* [Directions for this task]:
Reproduce all of the entries character for character, while leaving out any pictures they contain.

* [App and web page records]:
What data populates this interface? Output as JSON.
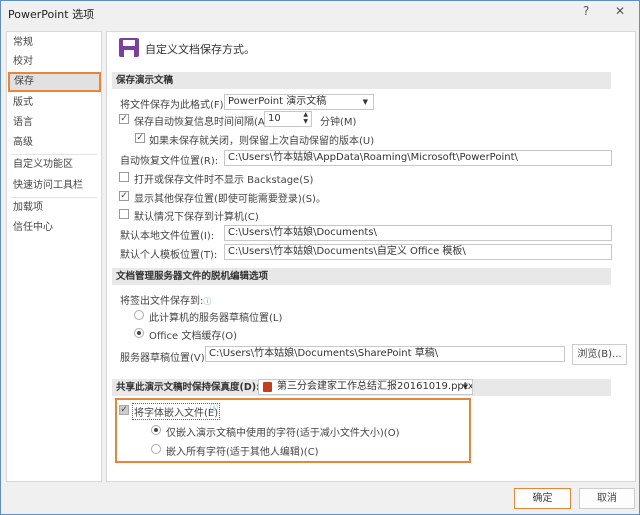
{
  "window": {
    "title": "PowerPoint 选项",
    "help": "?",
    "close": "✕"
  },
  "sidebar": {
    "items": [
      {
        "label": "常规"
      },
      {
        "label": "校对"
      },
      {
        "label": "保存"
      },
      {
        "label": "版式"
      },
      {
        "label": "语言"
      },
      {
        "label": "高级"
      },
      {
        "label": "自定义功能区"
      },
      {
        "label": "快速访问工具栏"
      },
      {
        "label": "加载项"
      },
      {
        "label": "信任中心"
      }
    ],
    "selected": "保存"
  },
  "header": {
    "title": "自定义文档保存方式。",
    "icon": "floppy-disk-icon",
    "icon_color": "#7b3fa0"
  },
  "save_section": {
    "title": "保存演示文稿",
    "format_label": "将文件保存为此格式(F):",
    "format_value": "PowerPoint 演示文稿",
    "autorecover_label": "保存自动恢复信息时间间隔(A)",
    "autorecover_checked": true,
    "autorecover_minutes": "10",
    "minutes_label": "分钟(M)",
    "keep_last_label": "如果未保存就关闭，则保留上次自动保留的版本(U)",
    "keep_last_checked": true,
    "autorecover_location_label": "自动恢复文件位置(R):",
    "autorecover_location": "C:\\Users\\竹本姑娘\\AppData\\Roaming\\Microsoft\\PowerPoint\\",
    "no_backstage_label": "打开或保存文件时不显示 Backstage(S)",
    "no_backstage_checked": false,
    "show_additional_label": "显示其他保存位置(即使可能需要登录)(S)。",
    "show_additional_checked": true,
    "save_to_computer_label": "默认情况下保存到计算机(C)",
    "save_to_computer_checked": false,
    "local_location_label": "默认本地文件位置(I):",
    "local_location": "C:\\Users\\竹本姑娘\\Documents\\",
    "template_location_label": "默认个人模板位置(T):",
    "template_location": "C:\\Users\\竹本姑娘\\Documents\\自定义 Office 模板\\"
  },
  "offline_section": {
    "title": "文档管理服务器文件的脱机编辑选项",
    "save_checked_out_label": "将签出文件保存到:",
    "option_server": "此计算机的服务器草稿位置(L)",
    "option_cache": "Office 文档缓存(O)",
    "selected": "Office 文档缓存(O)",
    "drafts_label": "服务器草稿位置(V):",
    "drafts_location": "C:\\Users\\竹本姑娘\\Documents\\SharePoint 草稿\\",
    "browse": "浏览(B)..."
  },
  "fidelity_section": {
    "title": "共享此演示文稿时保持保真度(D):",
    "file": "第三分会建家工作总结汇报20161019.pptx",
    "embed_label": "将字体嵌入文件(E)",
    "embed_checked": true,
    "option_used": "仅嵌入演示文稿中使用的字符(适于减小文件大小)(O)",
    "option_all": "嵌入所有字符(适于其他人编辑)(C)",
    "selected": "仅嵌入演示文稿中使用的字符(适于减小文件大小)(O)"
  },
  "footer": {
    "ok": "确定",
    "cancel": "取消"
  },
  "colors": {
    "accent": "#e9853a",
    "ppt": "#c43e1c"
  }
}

* [Solution]:
What data populates this interface? Output as JSON.
{
  "window": {
    "title": "PowerPoint 选项",
    "help": "?",
    "close": "✕"
  },
  "sidebar": {
    "items": [
      {
        "label": "常规"
      },
      {
        "label": "校对"
      },
      {
        "label": "保存"
      },
      {
        "label": "版式"
      },
      {
        "label": "语言"
      },
      {
        "label": "高级"
      },
      {
        "label": "自定义功能区"
      },
      {
        "label": "快速访问工具栏"
      },
      {
        "label": "加载项"
      },
      {
        "label": "信任中心"
      }
    ],
    "selected": "保存"
  },
  "header": {
    "title": "自定义文档保存方式。",
    "icon": "floppy-disk-icon",
    "icon_color": "#7b3fa0"
  },
  "save_section": {
    "title": "保存演示文稿",
    "format_label": "将文件保存为此格式(F):",
    "format_value": "PowerPoint 演示文稿",
    "autorecover_label": "保存自动恢复信息时间间隔(A)",
    "autorecover_checked": true,
    "autorecover_minutes": "10",
    "minutes_label": "分钟(M)",
    "keep_last_label": "如果未保存就关闭，则保留上次自动保留的版本(U)",
    "keep_last_checked": true,
    "autorecover_location_label": "自动恢复文件位置(R):",
    "autorecover_location": "C:\\Users\\竹本姑娘\\AppData\\Roaming\\Microsoft\\PowerPoint\\",
    "no_backstage_label": "打开或保存文件时不显示 Backstage(S)",
    "no_backstage_checked": false,
    "show_additional_label": "显示其他保存位置(即使可能需要登录)(S)。",
    "show_additional_checked": true,
    "save_to_computer_label": "默认情况下保存到计算机(C)",
    "save_to_computer_checked": false,
    "local_location_label": "默认本地文件位置(I):",
    "local_location": "C:\\Users\\竹本姑娘\\Documents\\",
    "template_location_label": "默认个人模板位置(T):",
    "template_location": "C:\\Users\\竹本姑娘\\Documents\\自定义 Office 模板\\"
  },
  "offline_section": {
    "title": "文档管理服务器文件的脱机编辑选项",
    "save_checked_out_label": "将签出文件保存到:",
    "option_server": "此计算机的服务器草稿位置(L)",
    "option_cache": "Office 文档缓存(O)",
    "selected": "Office 文档缓存(O)",
    "drafts_label": "服务器草稿位置(V):",
    "drafts_location": "C:\\Users\\竹本姑娘\\Documents\\SharePoint 草稿\\",
    "browse": "浏览(B)..."
  },
  "fidelity_section": {
    "title": "共享此演示文稿时保持保真度(D):",
    "file": "第三分会建家工作总结汇报20161019.pptx",
    "embed_label": "将字体嵌入文件(E)",
    "embed_checked": true,
    "option_used": "仅嵌入演示文稿中使用的字符(适于减小文件大小)(O)",
    "option_all": "嵌入所有字符(适于其他人编辑)(C)",
    "selected": "仅嵌入演示文稿中使用的字符(适于减小文件大小)(O)"
  },
  "footer": {
    "ok": "确定",
    "cancel": "取消"
  },
  "colors": {
    "accent": "#e9853a",
    "ppt": "#c43e1c"
  }
}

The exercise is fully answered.